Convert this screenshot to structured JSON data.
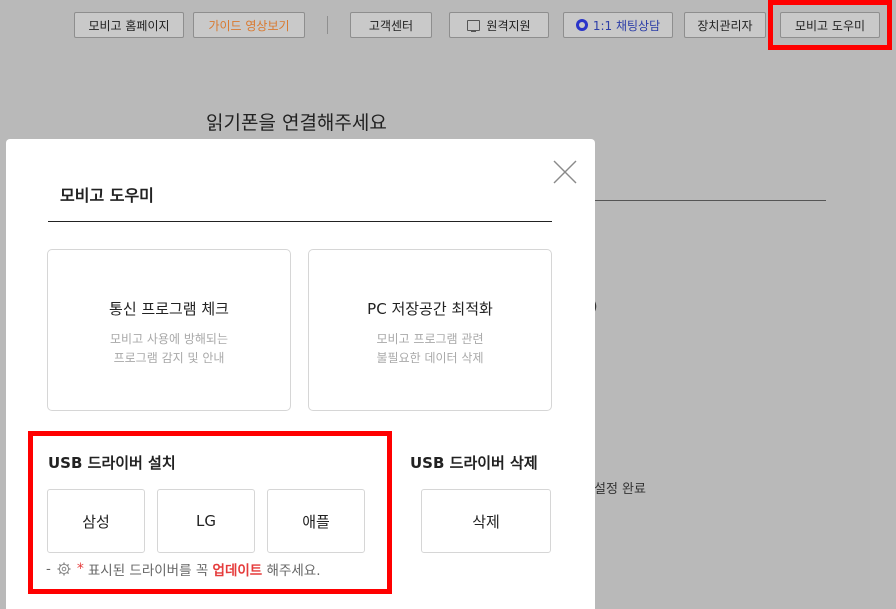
{
  "topbar": {
    "homepage": "모비고 홈페이지",
    "guide_video": "가이드 영상보기",
    "support_center": "고객센터",
    "remote_support": "원격지원",
    "chat": "1:1 채팅상담",
    "device_manager": "장치관리자",
    "helper": "모비고 도우미"
  },
  "background": {
    "heading": "읽기폰을 연결해주세요",
    "paren": ")",
    "complete": "설정 완료"
  },
  "modal": {
    "title": "모비고 도우미",
    "cards": [
      {
        "title": "통신 프로그램 체크",
        "desc1": "모비고 사용에 방해되는",
        "desc2": "프로그램 감지 및 안내"
      },
      {
        "title": "PC 저장공간 최적화",
        "desc1": "모비고 프로그램 관련",
        "desc2": "불필요한 데이터 삭제"
      }
    ],
    "usb_install": {
      "title": "USB 드라이버 설치",
      "buttons": [
        "삼성",
        "LG",
        "애플"
      ]
    },
    "usb_delete": {
      "title": "USB 드라이버 삭제",
      "button": "삭제"
    },
    "note": {
      "prefix": "-",
      "dot": "*",
      "text1": "표시된 드라이버를 꼭",
      "highlight": "업데이트",
      "text2": "해주세요."
    }
  },
  "colors": {
    "accent_orange": "#d9792f",
    "chat_blue": "#2a34c9",
    "highlight_red": "#ff0000",
    "note_red": "#e53b3b"
  }
}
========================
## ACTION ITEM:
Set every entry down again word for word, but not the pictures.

## OUTPUT OF THE TASK:
Convert this screenshot to structured JSON data.
{
  "topbar": {
    "homepage": "모비고 홈페이지",
    "guide_video": "가이드 영상보기",
    "support_center": "고객센터",
    "remote_support": "원격지원",
    "chat": "1:1 채팅상담",
    "device_manager": "장치관리자",
    "helper": "모비고 도우미"
  },
  "background": {
    "heading": "읽기폰을 연결해주세요",
    "paren": ")",
    "complete": "설정 완료"
  },
  "modal": {
    "title": "모비고 도우미",
    "cards": [
      {
        "title": "통신 프로그램 체크",
        "desc1": "모비고 사용에 방해되는",
        "desc2": "프로그램 감지 및 안내"
      },
      {
        "title": "PC 저장공간 최적화",
        "desc1": "모비고 프로그램 관련",
        "desc2": "불필요한 데이터 삭제"
      }
    ],
    "usb_install": {
      "title": "USB 드라이버 설치",
      "buttons": [
        "삼성",
        "LG",
        "애플"
      ]
    },
    "usb_delete": {
      "title": "USB 드라이버 삭제",
      "button": "삭제"
    },
    "note": {
      "prefix": "-",
      "dot": "*",
      "text1": "표시된 드라이버를 꼭",
      "highlight": "업데이트",
      "text2": "해주세요."
    }
  },
  "colors": {
    "accent_orange": "#d9792f",
    "chat_blue": "#2a34c9",
    "highlight_red": "#ff0000",
    "note_red": "#e53b3b"
  }
}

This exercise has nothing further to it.